By Jenna Chandler | June 29, 2012

Santa Monica voters could be asked to simplify the method used to calculate yearly increases to rent paid by tenants of rent-controlled units in the city.http://blog.rsanyc.net/property-rights/wp-content/uploads/2012/07/santamonica1.jpg

In a 4-0 vote Thursday night, the Rent Control Board recommended to the City Council that it place a charter amendment on the Nov. 2 ballot.

Each year the board approves rent increases designed to cover the costs a landlord pays to maintain their properties, such as property taxes, utilities and business license fees.

If ultimately approved by voters, the formula used to determine how much rent should increase would be equal to 75 percent of the percentage increase in the Consumer Price Index, the federal government’s tool for measuring inflation rates.

“Going to a 75 percent of CPI is somewhat tried and true, it’s really just following the lead of several of our sister cities,” said Rent Control Board member William Winslow.

For the past 30 years, the board has calculated the increases using a formula that involves surveying landlords to find out how much and in what areas their expenses have increases and weighting those components based on local median rents.
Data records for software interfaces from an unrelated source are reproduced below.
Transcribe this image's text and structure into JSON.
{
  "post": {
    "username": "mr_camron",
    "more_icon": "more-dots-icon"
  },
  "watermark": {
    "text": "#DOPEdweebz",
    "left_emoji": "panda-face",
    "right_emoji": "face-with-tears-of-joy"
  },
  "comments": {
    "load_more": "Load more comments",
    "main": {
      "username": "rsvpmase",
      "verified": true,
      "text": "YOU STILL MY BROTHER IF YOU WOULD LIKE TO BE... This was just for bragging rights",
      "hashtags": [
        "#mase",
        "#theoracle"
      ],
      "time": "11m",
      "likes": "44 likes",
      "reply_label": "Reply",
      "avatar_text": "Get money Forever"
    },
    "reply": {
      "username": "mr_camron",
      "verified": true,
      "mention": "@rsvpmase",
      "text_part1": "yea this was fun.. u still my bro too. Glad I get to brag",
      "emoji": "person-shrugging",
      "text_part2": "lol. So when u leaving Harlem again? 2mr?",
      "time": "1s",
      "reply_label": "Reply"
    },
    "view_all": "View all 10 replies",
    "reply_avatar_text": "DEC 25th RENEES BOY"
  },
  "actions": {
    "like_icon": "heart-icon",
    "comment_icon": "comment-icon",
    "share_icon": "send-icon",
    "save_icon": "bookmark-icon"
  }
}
“Santa Monica is the only city with rent control in the state using this methodology for determining what the general adjustment should be,” Winslow said. Continue reading